Son of Mr. Alfred Wilson, who was the foreman manager at Mark Oldroyd's mill, Dewsbury, Mr. Wilson went to seek fame and fortune in London during his early manhood and became a professional artist specialising in etchings and earning considerable repute.
He became an Associate of the Royal Society of Painters - Etchers and Engravers, and exhibited on many occasions in the Royal Academy and at international exhibitions. He executed many important works, one of which, a frieze depicting prehistoric England is in the Geological Museum at South Kensington.
One of his proudest achievements was a tiny etching, the size of a postage stamp, which he was specially invited to make for the late Queen Mary's Doll's House.
His wife, by whom he was predeceased about eight years ago, was an artist in water colours and had many of her works exhibited in art galleries throughout Britain. They celebrated their golden wedding in 1955.

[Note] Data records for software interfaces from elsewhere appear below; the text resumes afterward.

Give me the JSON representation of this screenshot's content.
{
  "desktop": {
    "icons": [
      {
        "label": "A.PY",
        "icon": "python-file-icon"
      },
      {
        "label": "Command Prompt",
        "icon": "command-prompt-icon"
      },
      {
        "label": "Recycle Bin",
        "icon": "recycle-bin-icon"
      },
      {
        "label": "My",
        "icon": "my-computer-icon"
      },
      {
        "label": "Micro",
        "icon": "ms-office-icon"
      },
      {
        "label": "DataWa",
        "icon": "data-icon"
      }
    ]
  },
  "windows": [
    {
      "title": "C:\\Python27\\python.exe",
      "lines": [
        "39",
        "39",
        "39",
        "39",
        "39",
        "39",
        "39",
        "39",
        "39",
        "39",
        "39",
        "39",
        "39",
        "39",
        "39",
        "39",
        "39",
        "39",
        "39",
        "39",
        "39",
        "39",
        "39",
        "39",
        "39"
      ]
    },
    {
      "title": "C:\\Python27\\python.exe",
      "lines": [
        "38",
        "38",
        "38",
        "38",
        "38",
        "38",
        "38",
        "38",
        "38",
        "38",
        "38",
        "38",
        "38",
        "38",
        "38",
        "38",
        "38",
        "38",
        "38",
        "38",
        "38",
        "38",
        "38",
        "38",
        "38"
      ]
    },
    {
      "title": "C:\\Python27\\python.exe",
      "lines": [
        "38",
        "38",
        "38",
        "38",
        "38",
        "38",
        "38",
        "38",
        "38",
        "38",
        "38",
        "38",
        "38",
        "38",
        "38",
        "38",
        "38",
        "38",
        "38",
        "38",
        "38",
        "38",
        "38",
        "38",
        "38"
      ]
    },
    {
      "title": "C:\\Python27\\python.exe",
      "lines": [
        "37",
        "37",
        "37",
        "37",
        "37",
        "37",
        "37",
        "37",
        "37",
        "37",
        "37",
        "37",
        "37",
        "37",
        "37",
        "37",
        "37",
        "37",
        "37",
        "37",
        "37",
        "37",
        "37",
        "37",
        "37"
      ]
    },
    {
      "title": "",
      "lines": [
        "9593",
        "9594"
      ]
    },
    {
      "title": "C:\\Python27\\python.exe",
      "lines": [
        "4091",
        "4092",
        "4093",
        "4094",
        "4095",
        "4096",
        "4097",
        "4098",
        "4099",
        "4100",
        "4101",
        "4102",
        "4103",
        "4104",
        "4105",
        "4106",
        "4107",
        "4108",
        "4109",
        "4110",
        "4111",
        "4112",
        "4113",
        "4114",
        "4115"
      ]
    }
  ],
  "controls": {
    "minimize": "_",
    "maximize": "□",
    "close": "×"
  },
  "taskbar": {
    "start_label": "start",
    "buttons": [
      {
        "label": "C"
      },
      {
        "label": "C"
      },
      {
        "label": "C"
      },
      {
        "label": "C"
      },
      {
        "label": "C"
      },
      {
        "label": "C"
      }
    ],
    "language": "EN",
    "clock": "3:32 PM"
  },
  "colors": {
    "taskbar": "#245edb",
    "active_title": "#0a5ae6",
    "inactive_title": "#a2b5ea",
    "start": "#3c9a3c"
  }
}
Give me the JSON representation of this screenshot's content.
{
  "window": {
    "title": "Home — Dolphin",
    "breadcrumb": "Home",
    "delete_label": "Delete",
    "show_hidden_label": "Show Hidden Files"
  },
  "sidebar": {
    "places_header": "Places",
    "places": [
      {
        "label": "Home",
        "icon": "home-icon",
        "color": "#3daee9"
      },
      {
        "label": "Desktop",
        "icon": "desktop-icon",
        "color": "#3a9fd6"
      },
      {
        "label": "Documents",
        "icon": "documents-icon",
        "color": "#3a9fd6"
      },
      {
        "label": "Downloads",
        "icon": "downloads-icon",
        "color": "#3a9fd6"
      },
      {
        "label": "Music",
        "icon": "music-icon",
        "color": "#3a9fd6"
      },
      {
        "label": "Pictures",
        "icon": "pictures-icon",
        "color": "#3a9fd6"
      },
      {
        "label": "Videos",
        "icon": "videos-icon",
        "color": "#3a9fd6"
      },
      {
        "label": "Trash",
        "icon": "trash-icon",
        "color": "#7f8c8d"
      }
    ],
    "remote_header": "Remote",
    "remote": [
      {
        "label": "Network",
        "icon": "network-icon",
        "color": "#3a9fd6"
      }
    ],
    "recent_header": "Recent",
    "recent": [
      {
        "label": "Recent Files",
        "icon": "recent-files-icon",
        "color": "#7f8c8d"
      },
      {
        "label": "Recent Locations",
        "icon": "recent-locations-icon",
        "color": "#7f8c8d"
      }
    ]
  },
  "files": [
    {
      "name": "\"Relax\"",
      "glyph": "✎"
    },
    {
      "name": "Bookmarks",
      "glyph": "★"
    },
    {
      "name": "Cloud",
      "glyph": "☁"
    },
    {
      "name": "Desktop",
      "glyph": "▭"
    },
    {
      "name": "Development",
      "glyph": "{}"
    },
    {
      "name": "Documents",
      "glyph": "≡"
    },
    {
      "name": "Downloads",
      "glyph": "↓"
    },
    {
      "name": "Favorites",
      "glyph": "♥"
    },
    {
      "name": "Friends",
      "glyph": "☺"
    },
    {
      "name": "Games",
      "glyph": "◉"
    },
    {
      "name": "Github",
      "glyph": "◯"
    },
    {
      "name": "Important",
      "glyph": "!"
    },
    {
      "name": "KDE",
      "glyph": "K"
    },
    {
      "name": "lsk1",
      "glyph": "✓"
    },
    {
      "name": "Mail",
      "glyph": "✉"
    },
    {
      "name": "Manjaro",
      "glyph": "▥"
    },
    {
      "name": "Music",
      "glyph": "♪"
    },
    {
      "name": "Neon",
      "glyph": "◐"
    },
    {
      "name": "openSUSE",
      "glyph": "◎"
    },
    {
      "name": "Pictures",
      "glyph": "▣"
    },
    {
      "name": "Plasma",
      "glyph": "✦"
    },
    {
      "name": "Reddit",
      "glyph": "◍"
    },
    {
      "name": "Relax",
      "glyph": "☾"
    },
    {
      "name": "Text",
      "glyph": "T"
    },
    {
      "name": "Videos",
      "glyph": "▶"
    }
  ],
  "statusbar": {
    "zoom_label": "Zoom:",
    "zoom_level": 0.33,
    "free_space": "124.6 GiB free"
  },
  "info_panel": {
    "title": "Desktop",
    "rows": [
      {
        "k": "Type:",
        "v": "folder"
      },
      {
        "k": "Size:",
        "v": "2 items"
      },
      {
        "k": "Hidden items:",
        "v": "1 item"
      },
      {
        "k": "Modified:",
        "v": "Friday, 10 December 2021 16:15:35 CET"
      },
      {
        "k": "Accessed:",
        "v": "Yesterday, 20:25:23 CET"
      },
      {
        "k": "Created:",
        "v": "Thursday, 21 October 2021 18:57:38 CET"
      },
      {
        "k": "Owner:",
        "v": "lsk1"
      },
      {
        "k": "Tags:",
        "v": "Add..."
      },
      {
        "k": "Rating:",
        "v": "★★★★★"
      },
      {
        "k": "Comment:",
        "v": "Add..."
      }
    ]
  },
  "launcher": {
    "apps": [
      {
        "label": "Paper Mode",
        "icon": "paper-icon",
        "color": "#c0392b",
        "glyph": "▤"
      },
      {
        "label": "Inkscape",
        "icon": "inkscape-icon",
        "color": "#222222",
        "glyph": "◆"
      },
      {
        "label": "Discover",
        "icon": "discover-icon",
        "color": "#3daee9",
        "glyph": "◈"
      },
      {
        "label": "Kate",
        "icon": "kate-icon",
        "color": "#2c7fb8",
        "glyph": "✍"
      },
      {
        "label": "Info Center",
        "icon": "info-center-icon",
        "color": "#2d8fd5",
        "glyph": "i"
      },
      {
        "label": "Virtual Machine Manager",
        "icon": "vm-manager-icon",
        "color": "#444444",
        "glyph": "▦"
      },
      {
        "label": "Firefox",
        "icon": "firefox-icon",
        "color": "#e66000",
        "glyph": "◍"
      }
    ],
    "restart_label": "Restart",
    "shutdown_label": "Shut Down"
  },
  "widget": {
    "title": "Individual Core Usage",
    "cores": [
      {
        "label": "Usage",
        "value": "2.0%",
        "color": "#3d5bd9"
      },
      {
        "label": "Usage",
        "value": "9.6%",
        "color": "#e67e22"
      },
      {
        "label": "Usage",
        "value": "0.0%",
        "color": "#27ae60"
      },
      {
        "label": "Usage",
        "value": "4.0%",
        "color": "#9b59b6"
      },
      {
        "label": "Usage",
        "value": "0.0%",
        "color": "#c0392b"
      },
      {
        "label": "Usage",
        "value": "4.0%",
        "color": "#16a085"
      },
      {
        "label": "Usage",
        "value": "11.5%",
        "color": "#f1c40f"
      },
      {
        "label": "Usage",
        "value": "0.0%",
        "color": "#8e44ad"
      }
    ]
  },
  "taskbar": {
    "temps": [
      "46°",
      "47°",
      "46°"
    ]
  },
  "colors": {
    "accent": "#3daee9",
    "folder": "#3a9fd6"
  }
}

One of Mr. Wilson's etchings that was exhibited by the Royal Academy, and which became famous, depicted Ossett Market Place 60 years ago with gas flares on the stalls and the women wearing shawls. A more recent commission was a number of scenes in Lundy Island, carried out at the request of the owner.
In the exhibition of the Royal Society of Painter - Etchers and Engravers held in London in 1933, Mr. Wilson had an etching of West Wells, Ossett with a pair of aproned housewives gossiping on the doorsteps.
One or two of his pictures are in Wakefield Museum, and in the recent exhibition of local art at Ossett Town Hall, a couple of his works were entered by his nephew, Mr. Edward Wilson Clay of Ossett, whom he had frequently visited in recent years.
Mr. and Mrs. Wilson had no children. Mr. Wilson was an elder in the Quaker movement. He was cremated yesterday at Mortlake, London.
'Ossett Observer' dated 20th November 1965.